Given the ubiquitous and enormous impact of these technologies, funding and support to study the impact of digital technologies on our brain processes should be at the forefront of research efforts today.
It was easier, even just seven years ago, to rear our children screen-free. It's far more difficult to moderate screen use now that the majority of parents have smartphones in their pockets, laptops in the kitchen and tablets near the couch.
These days, when you look at kids sitting on the subway or cross town bus, they're not hooked on crossword puzzles and word searches. They're heads down in their tablets, sometimes sharing with a sibling, other times playfully fighting over one.
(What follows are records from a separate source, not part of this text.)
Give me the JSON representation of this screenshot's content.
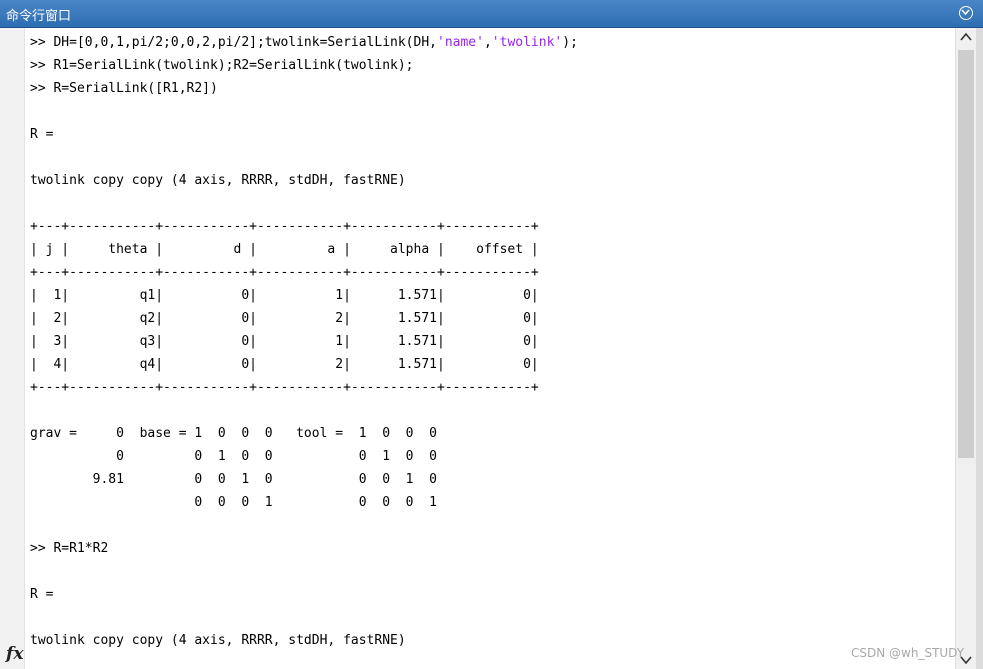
{
  "window": {
    "title": "命令行窗口",
    "menu_icon": "chevron-down-circle-icon"
  },
  "console_lines": [
    ">> DH=[0,0,1,pi/2;0,0,2,pi/2];twolink=SerialLink(DH,'name','twolink');",
    ">> R1=SerialLink(twolink);R2=SerialLink(twolink);",
    ">> R=SerialLink([R1,R2])",
    "",
    "R =",
    "",
    "twolink copy copy (4 axis, RRRR, stdDH, fastRNE)",
    "",
    "+---+-----------+-----------+-----------+-----------+-----------+",
    "| j |     theta |         d |         a |     alpha |    offset |",
    "+---+-----------+-----------+-----------+-----------+-----------+",
    "|  1|         q1|          0|          1|      1.571|          0|",
    "|  2|         q2|          0|          2|      1.571|          0|",
    "|  3|         q3|          0|          1|      1.571|          0|",
    "|  4|         q4|          0|          2|      1.571|          0|",
    "+---+-----------+-----------+-----------+-----------+-----------+",
    "",
    "grav =     0  base = 1  0  0  0   tool =  1  0  0  0",
    "           0         0  1  0  0           0  1  0  0",
    "        9.81         0  0  1  0           0  0  1  0",
    "                     0  0  0  1           0  0  0  1",
    "",
    ">> R=R1*R2",
    "",
    "R =",
    "",
    "twolink copy copy (4 axis, RRRR, stdDH, fastRNE)"
  ],
  "strings_highlight": [
    "'name'",
    "'twolink'"
  ],
  "colors": {
    "titlebar": "#2f6db2",
    "string_literal": "#a020f0",
    "scroll_thumb": "#cdcdcd"
  },
  "prompt_icon": "fx",
  "watermark": "CSDN @wh_STUDY"
}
This week, the American Academy of Pediatrics came out with its 2013 recommendations about children and media use. While many researchers, politicians, teachers and parents applaud these strict recommendations, an awful lot of parents wonder how realistically they can adhere to them.
It's a conversation all parents will have -- it's only a matter of when. It starts with "Puleeeeeeze! All my friends have one!" Kids -- all kids -- want one, badly. The target of their desires, of course, is the ubiquitous, must-have cell phone.